While I can monitor behind by peeking in my side mirrors, the clarity of a rear camera reduces blindspots. I may add one soon for extra peace of mind.

Interior Camera

Interior-facing cameras record passengers and cargo while driving. These can help prove fault after an accident if passengers are jostled violently.

Point the interior cam away from windows to avoid backlighting that obscures faces. High mounting spots like the A-pillar provide a wider cabin view.

I passed on the interior camera since my RV’s cabin is usually empty underway. However, I may add external side cameras to monitor my trailer while towing in the future.

Dash cam usage does come with some legal caveats. Make sure you understand the laws where you travel:

  • Some two-party consent states restrict recording people without permission. Keep audio off when driving with passengers.
  • Displaying or obscuring your license plate when required is illegal. Avoid plate covers and be mindful of trailer hitch concealment.
  • Distracted driving laws may apply to tapping on screens or viewing footage underway. Use voice commands when possible.
  • Local ordinances may prohibit cameras sticking on glass visible from outside due to privacy concerns. Check regulations.
  • Know your rights and obligations if involved in an accident. Informing the other party they are being recorded is recommended.

In general, use common sense and avoid adjusting your system while driving. Mount it responsibly so as not obstruct your view. Driving safely trumps recording video.

I keep audio muted and avoid checking video until stopped. Following basic rules keeps your dash cam from causing legal headaches down the road.

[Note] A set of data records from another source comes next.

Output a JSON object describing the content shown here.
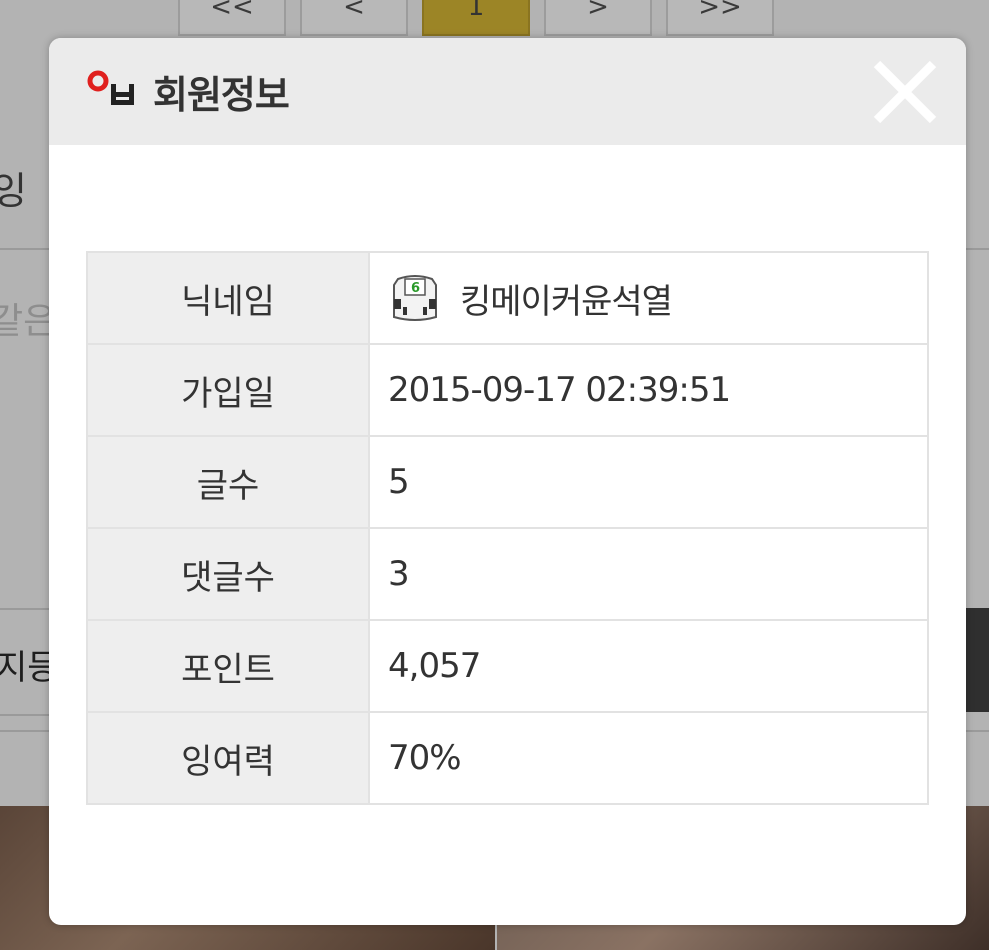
{
  "background": {
    "pager": [
      "<<",
      "<",
      "1",
      ">",
      ">>"
    ],
    "fragments": [
      "잉",
      "같은",
      "지등"
    ]
  },
  "modal": {
    "title": "회원정보",
    "title_icon_letters": "OH",
    "close_icon": "close-icon",
    "rows": [
      {
        "label": "닉네임",
        "value": "킹메이커윤석열",
        "level_badge": "6"
      },
      {
        "label": "가입일",
        "value": "2015-09-17 02:39:51"
      },
      {
        "label": "글수",
        "value": "5"
      },
      {
        "label": "댓글수",
        "value": "3"
      },
      {
        "label": "포인트",
        "value": "4,057"
      },
      {
        "label": "잉여력",
        "value": "70%"
      }
    ]
  },
  "colors": {
    "header_bg": "#ebebeb",
    "label_bg": "#eeeeee",
    "text": "#333333",
    "icon_red": "#e0201e",
    "level_green": "#2a9a2a",
    "pager_active": "#9c8526"
  }
}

Top Dash Cam Picks for RVs

Now let’s look at two great dash cam options I recommend based on quality and value. Either is a solid choice for your RV.

Garmin Dash Cam 67W

The Garmin 67W packs helpful features into an easy-to-use package.

Key Specs:

  • Resolution: 1440p
  • Viewing Angle: 180 degrees
  • Night Vision: Sony Exmor sensor
  • GPS: Built-in with tracking
  • WiFi: Yes, with smartphone app

Despite the high resolution, a compact design profiles cleanly on your windshield. The extra-wide 180° lens ensures full coverage around the RV.

You can overlay speed and GPS data like a standalone nav unit thanks to the built-in antenna. GPS tracking records trip routes that you can replay later.

Excellent night video from the Sony sensor provides peace of mind on dark highways. Reviewing footage is a breeze with the wireless connectivity and Garmin’s intuitive smartphone app.

BlackVue DR750X-1CH

Serious road warriors will appreciate the robust capabilities of the BlackVue DR750X-1CH.

Key Features:

  • Resolution: 1920 x 1080 Full HD @ 60 FPS
  • Viewing Angle: 129 degrees
  • Night Vision: Sony STARVIS CMOS sensor
  • GPS: Yes, with speed alerts
  • WiFI: Yes, with cloud storage

A high 60FPS frame rate makes video buttery smooth in full 1080p. The 129° viewing angle still catches important blind spots.

Like the Garmin, a Sony STARVIS sensor ensures excellent night vision. GPS with speed limit warnings helps avoid tickets.

The BlackVue really shines with advanced monitoring via the app and over-the-air video backups. You can check in live anytime and know footage is safe in the cloud.

Overall the BlackVue is the ultimate dash cam if you demand top-of-the-line features. Though advanced capabilities come at a premium price.

Advanced additions like GPS, rear cameras and WiFi extend your dash cam’s capabilities. But even budget-friendly models provide essential protection and peace of mind behind the wheel.

About Author